I used to think that the secret for good health was actually pretty simple: eat a reasonable and varied diet, exercise, and get a good night’s sleep.
Then I read Sara Mednick’s book Take a Nap! Change Your Life. Now I think the secret to good health is to eat a reasonable and varied diet, exercise, get a good night’s sleep and an afternoon nap. The author, Dr. Sara Mednick, is a research scientist at the Salk institute in La Jolla, California. Her resume is filled with names like Harvard. The book is based on her research and on the research of scientists she collaborates with. In the book, Dr. Mednick points out that nearly all mammals nap. The fact that people in the United States don’t nap is driven by culture, not biology. Your body wants to nap. Your brain wants to nap.
I have spent a few years since reading this book working naps into my regular routine. I now swear by naps. Everyone should nap.
Particulalry interesting for people trying to improve their memory is the fact that sleep plays a critical role in memory formation, particularly in something called “slow wave sleep”. The amount of slow wave sleep you get is governed by the time of day you nap and the time you woke up in the morning.
The best part of the book is the front cover. It includes a “nap calculator” consisting of a colored dial. By selecting the time of day that you wake up, the dial can help you select the ideal nap for the kind of benefits you want.
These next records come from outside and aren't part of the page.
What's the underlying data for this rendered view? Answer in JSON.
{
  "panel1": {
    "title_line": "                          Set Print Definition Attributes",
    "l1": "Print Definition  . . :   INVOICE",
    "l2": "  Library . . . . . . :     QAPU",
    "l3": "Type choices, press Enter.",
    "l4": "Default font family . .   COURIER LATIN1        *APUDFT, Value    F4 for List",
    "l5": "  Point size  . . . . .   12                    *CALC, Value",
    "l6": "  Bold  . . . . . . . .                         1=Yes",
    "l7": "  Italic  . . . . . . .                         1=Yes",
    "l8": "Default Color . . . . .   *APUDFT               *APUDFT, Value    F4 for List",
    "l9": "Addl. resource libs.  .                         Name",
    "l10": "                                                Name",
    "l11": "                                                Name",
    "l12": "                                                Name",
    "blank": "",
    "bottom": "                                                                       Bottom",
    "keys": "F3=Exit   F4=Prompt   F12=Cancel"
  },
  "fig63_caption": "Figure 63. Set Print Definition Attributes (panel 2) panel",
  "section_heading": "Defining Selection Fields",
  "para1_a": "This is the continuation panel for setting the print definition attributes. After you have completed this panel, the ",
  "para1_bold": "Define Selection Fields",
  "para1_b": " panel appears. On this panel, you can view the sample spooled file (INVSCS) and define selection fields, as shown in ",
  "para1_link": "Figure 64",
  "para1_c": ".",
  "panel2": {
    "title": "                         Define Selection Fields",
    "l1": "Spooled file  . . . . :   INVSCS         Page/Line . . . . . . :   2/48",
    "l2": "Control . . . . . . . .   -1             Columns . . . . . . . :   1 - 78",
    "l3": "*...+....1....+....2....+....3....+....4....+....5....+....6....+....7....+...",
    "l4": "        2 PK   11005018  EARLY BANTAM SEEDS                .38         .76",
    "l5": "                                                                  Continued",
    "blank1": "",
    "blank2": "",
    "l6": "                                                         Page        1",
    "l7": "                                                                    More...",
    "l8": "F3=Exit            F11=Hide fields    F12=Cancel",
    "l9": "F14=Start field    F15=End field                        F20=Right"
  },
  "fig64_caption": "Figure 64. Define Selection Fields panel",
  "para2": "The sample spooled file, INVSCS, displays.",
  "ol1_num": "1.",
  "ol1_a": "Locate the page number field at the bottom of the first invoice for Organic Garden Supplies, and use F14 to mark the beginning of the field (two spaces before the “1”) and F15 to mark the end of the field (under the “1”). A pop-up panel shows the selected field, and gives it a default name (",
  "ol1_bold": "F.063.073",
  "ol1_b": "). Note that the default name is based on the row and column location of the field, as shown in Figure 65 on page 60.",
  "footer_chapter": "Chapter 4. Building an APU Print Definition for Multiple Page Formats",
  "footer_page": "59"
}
REM sleep is associated with improving creativity and perception. Stage 2 sleep is associated with improving alertness and getting rid of the tired feeling, called “sleep pressure”. Slow wave sleep is associated with improving memory and clearing the mind. The amount of each kind of sleep will vary based on the time of day and when you woke up that morning. The nap calculator on the front cover helps you pick the right time of day to nap to get the benefits you want.
Although the time from about 1:30pm to 3:00pm may be the most balanced time of day to nap, a late afternoon nap can really boost memory. I have personal experience with that. I tend to be a late riser. On weekdays, I generally get up at about 8:00am and get to work by 9:00am. I have had a lot of success with a program of napping for an hour as soon as I get home from work, often at about 7:00pm. I get up largely refreshed and “detoxed” from the stress of the workday, and get in a few quality hours of home time before I go to bed at midnight or 1:00am.
When I nap on a program like that, it seems to help my memory considerably. I’m less likely to forget the important details of the day, like meetings I promised to set up or where I left a particular book or my car keys. When I don’t get in a nap, my brain feels slightly foggier and I struggle more to get through the day.
On weekends, I like to nap in the mid afternoon, often for only half an hour or so. Ideally I would nap in the early afternoon every day, but employers tend to frown upon such radical notions. Oh well.
Sara Mednick’s book is one of my all time favorites, mostly because of the concepts and the nap calculator on the cover. The book itself is a solid but brief discussion of the science of sleep and naps written for the lay person. Towards the end, parts of the book can seem like filler material, but I don’t feel it detracts overly much. The content is interesting and practical which more than makes up for any tediousness towards the end.
I highly recommend this book to anyone, but especially to anyone interested in getting the most out their memory. You should buy at least two copies.